EXERCISE BRIEF
Exact copies of all the entries are required, and no pictures should appear in them.

RECORD EXTRACTS
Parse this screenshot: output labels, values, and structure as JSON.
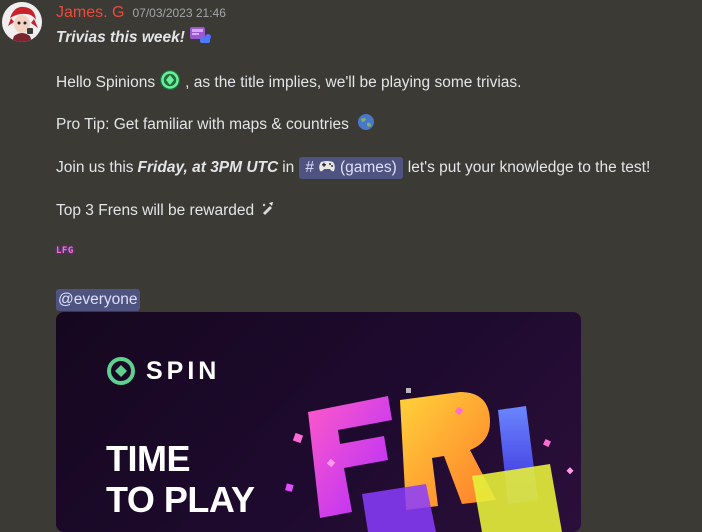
{
  "message": {
    "author": "James. G",
    "timestamp": "07/03/2023 21:46",
    "title": "Trivias this week!",
    "line2_before": "Hello Spinions",
    "line2_after": ", as the title implies, we'll be playing some trivias.",
    "line3": "Pro Tip: Get familiar with maps & countries",
    "line4_before": "Join us this",
    "line4_bold": "Friday, at 3PM UTC",
    "line4_in": "in",
    "channel_hash": "#",
    "channel_name": "(games)",
    "line4_after": "let's put your knowledge to the test!",
    "line5": "Top 3 Frens will be rewarded",
    "lfg": "LFG",
    "everyone": "@everyone"
  },
  "embed": {
    "brand": "SPIN",
    "hero_line1": "TIME",
    "hero_line2": "TO PLAY"
  },
  "colors": {
    "background": "#3b3a35",
    "author": "#e74c3c",
    "mention_bg": "#4f5380"
  },
  "icons": [
    "avatar",
    "trivia-emoji",
    "spin-emoji",
    "globe-emoji",
    "controller-emoji",
    "reward-emoji",
    "spin-logo-icon"
  ]
}
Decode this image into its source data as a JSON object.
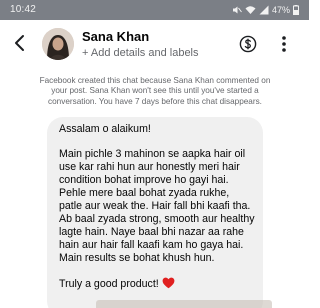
{
  "status_bar": {
    "time": "10:42",
    "battery": "47%"
  },
  "header": {
    "contact_name": "Sana Khan",
    "subtitle": "+ Add details and labels",
    "back_icon": "arrow-left-icon",
    "payment_icon": "dollar-circle-icon",
    "menu_icon": "vertical-dots-icon"
  },
  "system_note": "Facebook created this chat because Sana Khan commented on your post. Sana Khan won't see this until you've started a conversation. You have 7 days before this chat disappears.",
  "message": {
    "greeting": "Assalam o alaikum!",
    "body": "Main pichle 3 mahinon se aapka hair oil use kar rahi hun aur honestly meri hair condition bohat improve ho gayi hai. Pehle mere baal bohat zyada rukhe, patle aur weak the. Hair fall bhi kaafi tha. Ab baal zyada strong, smooth aur healthy lagte hain. Naye baal bhi nazar aa rahe hain aur hair fall kaafi kam ho gaya hai. Main results se bohat khush hun.",
    "closing": "Truly a good product!",
    "emoji_icon": "red-heart-icon"
  },
  "colors": {
    "status_bar": "#7b7f86",
    "bubble": "#f0f0f0",
    "secondary_text": "#65676b",
    "heart": "#e02020"
  }
}
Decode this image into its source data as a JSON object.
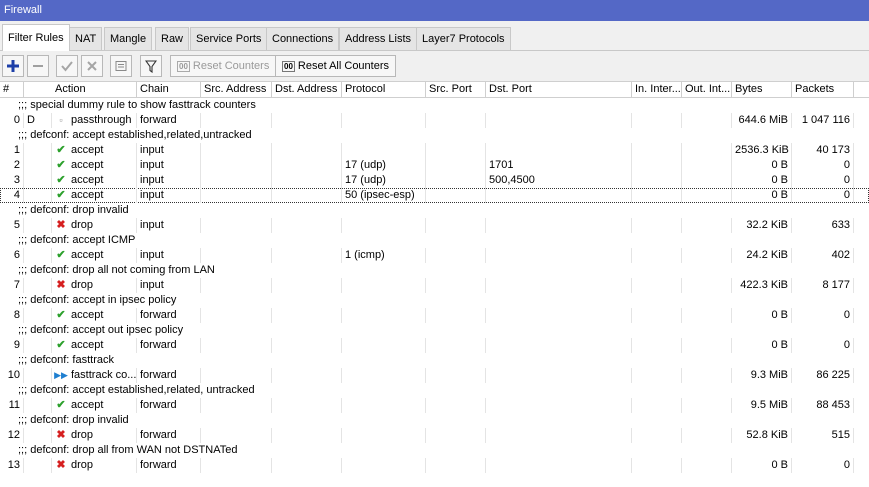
{
  "window": {
    "title": "Firewall"
  },
  "tabs": [
    {
      "label": "Filter Rules"
    },
    {
      "label": "NAT"
    },
    {
      "label": "Mangle"
    },
    {
      "label": "Raw"
    },
    {
      "label": "Service Ports"
    },
    {
      "label": "Connections"
    },
    {
      "label": "Address Lists"
    },
    {
      "label": "Layer7 Protocols"
    }
  ],
  "toolbar": {
    "reset_counters": "Reset Counters",
    "reset_all_counters": "Reset All Counters",
    "counter_glyph": "00"
  },
  "columns": [
    "#",
    "Action",
    "Chain",
    "Src. Address",
    "Dst. Address",
    "Protocol",
    "Src. Port",
    "Dst. Port",
    "In. Inter...",
    "Out. Int...",
    "Bytes",
    "Packets"
  ],
  "rows": [
    {
      "kind": "comment",
      "text": ";;; special dummy rule to show fasttrack counters"
    },
    {
      "kind": "rule",
      "num": "0",
      "flag": "D",
      "icon": "passthrough-icon",
      "action": "passthrough",
      "chain": "forward",
      "protocol": "",
      "dst_port": "",
      "bytes": "644.6 MiB",
      "packets": "1 047 116"
    },
    {
      "kind": "comment",
      "text": ";;; defconf: accept established,related,untracked"
    },
    {
      "kind": "rule",
      "num": "1",
      "flag": "",
      "icon": "accept-icon",
      "action": "accept",
      "chain": "input",
      "protocol": "",
      "dst_port": "",
      "bytes": "2536.3 KiB",
      "packets": "40 173"
    },
    {
      "kind": "rule",
      "num": "2",
      "flag": "",
      "icon": "accept-icon",
      "action": "accept",
      "chain": "input",
      "protocol": "17 (udp)",
      "dst_port": "1701",
      "bytes": "0 B",
      "packets": "0"
    },
    {
      "kind": "rule",
      "num": "3",
      "flag": "",
      "icon": "accept-icon",
      "action": "accept",
      "chain": "input",
      "protocol": "17 (udp)",
      "dst_port": "500,4500",
      "bytes": "0 B",
      "packets": "0"
    },
    {
      "kind": "rule",
      "num": "4",
      "flag": "",
      "icon": "accept-icon",
      "action": "accept",
      "chain": "input",
      "protocol": "50 (ipsec-esp)",
      "dst_port": "",
      "bytes": "0 B",
      "packets": "0",
      "selected": true
    },
    {
      "kind": "comment",
      "text": ";;; defconf: drop invalid"
    },
    {
      "kind": "rule",
      "num": "5",
      "flag": "",
      "icon": "drop-icon",
      "action": "drop",
      "chain": "input",
      "protocol": "",
      "dst_port": "",
      "bytes": "32.2 KiB",
      "packets": "633"
    },
    {
      "kind": "comment",
      "text": ";;; defconf: accept ICMP"
    },
    {
      "kind": "rule",
      "num": "6",
      "flag": "",
      "icon": "accept-icon",
      "action": "accept",
      "chain": "input",
      "protocol": "1 (icmp)",
      "dst_port": "",
      "bytes": "24.2 KiB",
      "packets": "402"
    },
    {
      "kind": "comment",
      "text": ";;; defconf: drop all not coming from LAN"
    },
    {
      "kind": "rule",
      "num": "7",
      "flag": "",
      "icon": "drop-icon",
      "action": "drop",
      "chain": "input",
      "protocol": "",
      "dst_port": "",
      "bytes": "422.3 KiB",
      "packets": "8 177"
    },
    {
      "kind": "comment",
      "text": ";;; defconf: accept in ipsec policy"
    },
    {
      "kind": "rule",
      "num": "8",
      "flag": "",
      "icon": "accept-icon",
      "action": "accept",
      "chain": "forward",
      "protocol": "",
      "dst_port": "",
      "bytes": "0 B",
      "packets": "0"
    },
    {
      "kind": "comment",
      "text": ";;; defconf: accept out ipsec policy"
    },
    {
      "kind": "rule",
      "num": "9",
      "flag": "",
      "icon": "accept-icon",
      "action": "accept",
      "chain": "forward",
      "protocol": "",
      "dst_port": "",
      "bytes": "0 B",
      "packets": "0"
    },
    {
      "kind": "comment",
      "text": ";;; defconf: fasttrack"
    },
    {
      "kind": "rule",
      "num": "10",
      "flag": "",
      "icon": "fasttrack-icon",
      "action": "fasttrack co...",
      "chain": "forward",
      "protocol": "",
      "dst_port": "",
      "bytes": "9.3 MiB",
      "packets": "86 225"
    },
    {
      "kind": "comment",
      "text": ";;; defconf: accept established,related, untracked"
    },
    {
      "kind": "rule",
      "num": "11",
      "flag": "",
      "icon": "accept-icon",
      "action": "accept",
      "chain": "forward",
      "protocol": "",
      "dst_port": "",
      "bytes": "9.5 MiB",
      "packets": "88 453"
    },
    {
      "kind": "comment",
      "text": ";;; defconf: drop invalid"
    },
    {
      "kind": "rule",
      "num": "12",
      "flag": "",
      "icon": "drop-icon",
      "action": "drop",
      "chain": "forward",
      "protocol": "",
      "dst_port": "",
      "bytes": "52.8 KiB",
      "packets": "515"
    },
    {
      "kind": "comment",
      "text": ";;; defconf:  drop all from WAN not DSTNATed"
    },
    {
      "kind": "rule",
      "num": "13",
      "flag": "",
      "icon": "drop-icon",
      "action": "drop",
      "chain": "forward",
      "protocol": "",
      "dst_port": "",
      "bytes": "0 B",
      "packets": "0"
    }
  ]
}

COMPLETED EXERCISE
Parse this screenshot: output labels, values, and structure as JSON.
{
  "message": {
    "author": "James. G",
    "timestamp": "07/03/2023 21:46",
    "title": "Trivias this week!",
    "line2_before": "Hello Spinions",
    "line2_after": ", as the title implies, we'll be playing some trivias.",
    "line3": "Pro Tip: Get familiar with maps & countries",
    "line4_before": "Join us this",
    "line4_bold": "Friday, at 3PM UTC",
    "line4_in": "in",
    "channel_hash": "#",
    "channel_name": "(games)",
    "line4_after": "let's put your knowledge to the test!",
    "line5": "Top 3 Frens will be rewarded",
    "lfg": "LFG",
    "everyone": "@everyone"
  },
  "embed": {
    "brand": "SPIN",
    "hero_line1": "TIME",
    "hero_line2": "TO PLAY"
  },
  "colors": {
    "background": "#3b3a35",
    "author": "#e74c3c",
    "mention_bg": "#4f5380"
  },
  "icons": [
    "avatar",
    "trivia-emoji",
    "spin-emoji",
    "globe-emoji",
    "controller-emoji",
    "reward-emoji",
    "spin-logo-icon"
  ]
}
Decode this image into its source data as a JSON object.
{
  "status_bar": {
    "time": "10:42",
    "battery": "47%"
  },
  "header": {
    "contact_name": "Sana Khan",
    "subtitle": "+ Add details and labels",
    "back_icon": "arrow-left-icon",
    "payment_icon": "dollar-circle-icon",
    "menu_icon": "vertical-dots-icon"
  },
  "system_note": "Facebook created this chat because Sana Khan commented on your post. Sana Khan won't see this until you've started a conversation. You have 7 days before this chat disappears.",
  "message": {
    "greeting": "Assalam o alaikum!",
    "body": "Main pichle 3 mahinon se aapka hair oil use kar rahi hun aur honestly meri hair condition bohat improve ho gayi hai. Pehle mere baal bohat zyada rukhe, patle aur weak the. Hair fall bhi kaafi tha. Ab baal zyada strong, smooth aur healthy lagte hain. Naye baal bhi nazar aa rahe hain aur hair fall kaafi kam ho gaya hai. Main results se bohat khush hun.",
    "closing": "Truly a good product!",
    "emoji_icon": "red-heart-icon"
  },
  "colors": {
    "status_bar": "#7b7f86",
    "bubble": "#f0f0f0",
    "secondary_text": "#65676b",
    "heart": "#e02020"
  }
}
Decode this image into its source data as a JSON object.
{
  "window": {
    "title": "Firewall"
  },
  "tabs": [
    {
      "label": "Filter Rules"
    },
    {
      "label": "NAT"
    },
    {
      "label": "Mangle"
    },
    {
      "label": "Raw"
    },
    {
      "label": "Service Ports"
    },
    {
      "label": "Connections"
    },
    {
      "label": "Address Lists"
    },
    {
      "label": "Layer7 Protocols"
    }
  ],
  "toolbar": {
    "reset_counters": "Reset Counters",
    "reset_all_counters": "Reset All Counters",
    "counter_glyph": "00"
  },
  "columns": [
    "#",
    "Action",
    "Chain",
    "Src. Address",
    "Dst. Address",
    "Protocol",
    "Src. Port",
    "Dst. Port",
    "In. Inter...",
    "Out. Int...",
    "Bytes",
    "Packets"
  ],
  "rows": [
    {
      "kind": "comment",
      "text": ";;; special dummy rule to show fasttrack counters"
    },
    {
      "kind": "rule",
      "num": "0",
      "flag": "D",
      "icon": "passthrough-icon",
      "action": "passthrough",
      "chain": "forward",
      "protocol": "",
      "dst_port": "",
      "bytes": "644.6 MiB",
      "packets": "1 047 116"
    },
    {
      "kind": "comment",
      "text": ";;; defconf: accept established,related,untracked"
    },
    {
      "kind": "rule",
      "num": "1",
      "flag": "",
      "icon": "accept-icon",
      "action": "accept",
      "chain": "input",
      "protocol": "",
      "dst_port": "",
      "bytes": "2536.3 KiB",
      "packets": "40 173"
    },
    {
      "kind": "rule",
      "num": "2",
      "flag": "",
      "icon": "accept-icon",
      "action": "accept",
      "chain": "input",
      "protocol": "17 (udp)",
      "dst_port": "1701",
      "bytes": "0 B",
      "packets": "0"
    },
    {
      "kind": "rule",
      "num": "3",
      "flag": "",
      "icon": "accept-icon",
      "action": "accept",
      "chain": "input",
      "protocol": "17 (udp)",
      "dst_port": "500,4500",
      "bytes": "0 B",
      "packets": "0"
    },
    {
      "kind": "rule",
      "num": "4",
      "flag": "",
      "icon": "accept-icon",
      "action": "accept",
      "chain": "input",
      "protocol": "50 (ipsec-esp)",
      "dst_port": "",
      "bytes": "0 B",
      "packets": "0",
      "selected": true
    },
    {
      "kind": "comment",
      "text": ";;; defconf: drop invalid"
    },
    {
      "kind": "rule",
      "num": "5",
      "flag": "",
      "icon": "drop-icon",
      "action": "drop",
      "chain": "input",
      "protocol": "",
      "dst_port": "",
      "bytes": "32.2 KiB",
      "packets": "633"
    },
    {
      "kind": "comment",
      "text": ";;; defconf: accept ICMP"
    },
    {
      "kind": "rule",
      "num": "6",
      "flag": "",
      "icon": "accept-icon",
      "action": "accept",
      "chain": "input",
      "protocol": "1 (icmp)",
      "dst_port": "",
      "bytes": "24.2 KiB",
      "packets": "402"
    },
    {
      "kind": "comment",
      "text": ";;; defconf: drop all not coming from LAN"
    },
    {
      "kind": "rule",
      "num": "7",
      "flag": "",
      "icon": "drop-icon",
      "action": "drop",
      "chain": "input",
      "protocol": "",
      "dst_port": "",
      "bytes": "422.3 KiB",
      "packets": "8 177"
    },
    {
      "kind": "comment",
      "text": ";;; defconf: accept in ipsec policy"
    },
    {
      "kind": "rule",
      "num": "8",
      "flag": "",
      "icon": "accept-icon",
      "action": "accept",
      "chain": "forward",
      "protocol": "",
      "dst_port": "",
      "bytes": "0 B",
      "packets": "0"
    },
    {
      "kind": "comment",
      "text": ";;; defconf: accept out ipsec policy"
    },
    {
      "kind": "rule",
      "num": "9",
      "flag": "",
      "icon": "accept-icon",
      "action": "accept",
      "chain": "forward",
      "protocol": "",
      "dst_port": "",
      "bytes": "0 B",
      "packets": "0"
    },
    {
      "kind": "comment",
      "text": ";;; defconf: fasttrack"
    },
    {
      "kind": "rule",
      "num": "10",
      "flag": "",
      "icon": "fasttrack-icon",
      "action": "fasttrack co...",
      "chain": "forward",
      "protocol": "",
      "dst_port": "",
      "bytes": "9.3 MiB",
      "packets": "86 225"
    },
    {
      "kind": "comment",
      "text": ";;; defconf: accept established,related, untracked"
    },
    {
      "kind": "rule",
      "num": "11",
      "flag": "",
      "icon": "accept-icon",
      "action": "accept",
      "chain": "forward",
      "protocol": "",
      "dst_port": "",
      "bytes": "9.5 MiB",
      "packets": "88 453"
    },
    {
      "kind": "comment",
      "text": ";;; defconf: drop invalid"
    },
    {
      "kind": "rule",
      "num": "12",
      "flag": "",
      "icon": "drop-icon",
      "action": "drop",
      "chain": "forward",
      "protocol": "",
      "dst_port": "",
      "bytes": "52.8 KiB",
      "packets": "515"
    },
    {
      "kind": "comment",
      "text": ";;; defconf:  drop all from WAN not DSTNATed"
    },
    {
      "kind": "rule",
      "num": "13",
      "flag": "",
      "icon": "drop-icon",
      "action": "drop",
      "chain": "forward",
      "protocol": "",
      "dst_port": "",
      "bytes": "0 B",
      "packets": "0"
    }
  ]
}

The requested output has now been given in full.